“Rachel’s Tomb, or the Belal ibn Rabakh mosque,” the article stated, ” is one of the nails hammered into many Palestinian cities by the occupation governments and the Zionist movement. The outpost lies at the northern entrance to the town of Bethlehem. After the Oslo accords, the place became a military outpost surrounded by a beautiful marble wall, and a Jewish synagogue and other rooms were built.
“The Palestinians,” reported Al Jedida, “affirm that this tomb is fake, and that it was originally a Muslim mosque … until the occupation forces captured the Palestinian territories and considered the place to be Rachel’s Tomb. The question is whether after the evacuation of Joseph’s Tomb in Nablus, the Palestinians will succeed in forcing the occupation to evacuate Rachel’s Tomb as well.”
In sermons given in the mosques, the “mosque” is also referred to as the next brick which must be removed from the Jewish-Zionist edifice, after Joseph’s Tomb.
And these are just some more of the reasons why Jews negotiating peace with racist-terrorists, who believe themselves to be superior to all others, is never going to work. Islam’s hatred of non-Muslims explains why Israel, on May 14 and May 15, 1948, [the DAY AFTER Israel declared her independence], was invaded by seven Arab armies: Egypt, Trans-Jordan, Syria, Lebanon, Saudi Arabia, Iraq and Yemen.
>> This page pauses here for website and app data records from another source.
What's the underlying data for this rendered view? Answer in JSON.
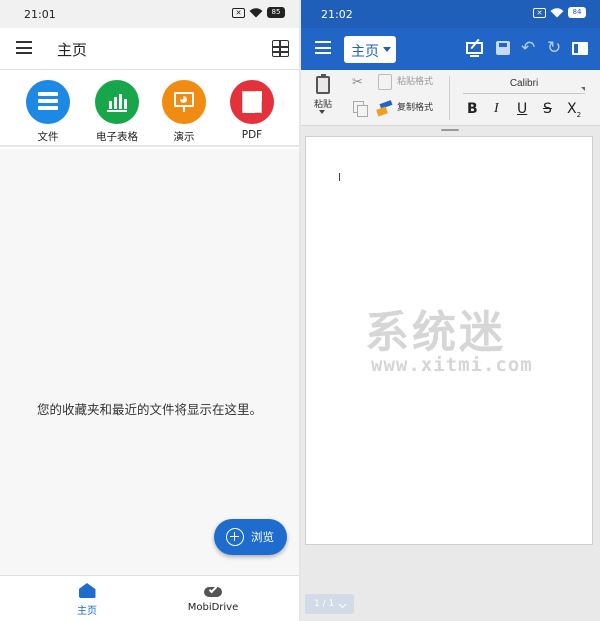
{
  "left": {
    "status": {
      "time": "21:01",
      "battery": "85"
    },
    "appbar": {
      "title": "主页"
    },
    "tiles": [
      {
        "label": "文件",
        "color": "#1e88e5",
        "icon": "document-icon"
      },
      {
        "label": "电子表格",
        "color": "#17a64a",
        "icon": "spreadsheet-icon"
      },
      {
        "label": "演示",
        "color": "#f18b12",
        "icon": "presentation-icon"
      },
      {
        "label": "PDF",
        "color": "#e3323c",
        "icon": "pdf-icon"
      }
    ],
    "empty_message": "您的收藏夹和最近的文件将显示在这里。",
    "fab": {
      "label": "浏览"
    },
    "bottom_nav": {
      "home": "主页",
      "drive": "MobiDrive"
    }
  },
  "right": {
    "status": {
      "time": "21:02",
      "battery": "84"
    },
    "appbar": {
      "tab": "主页"
    },
    "ribbon": {
      "paste": "粘贴",
      "paste_format": "粘贴格式",
      "copy_format": "复制格式",
      "font": "Calibri",
      "bold": "B",
      "italic": "I",
      "underline": "U",
      "strike": "S",
      "subscript": "X"
    },
    "page_indicator": "1 / 1"
  },
  "watermark": {
    "title": "系统迷",
    "url": "www.xitmi.com"
  },
  "colors": {
    "accent": "#1f6ccf",
    "toolbar": "#2165c6",
    "statusbar": "#1f5fba"
  }
}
So folks, it’s not about “occupied territories”. Muslims began their reign of terror before one Israeli ever stepped foot into the West Bank or Gaza Strip. The current killings of Jews by Palestinians — and, earlier, by Arabs who didn’t yet consider themselves Palestinians — predated the establishment of the state of Israel. The killers did not differentiate among their targets. They just had to be Jews, random Jews, any Jews: farmers on some remote kibbutz in the Galilee, working people in Haifa, or pious men and women from a town like Hebron where Jews had lived continuously since several centuries before Mohammed ever set foot on this earth.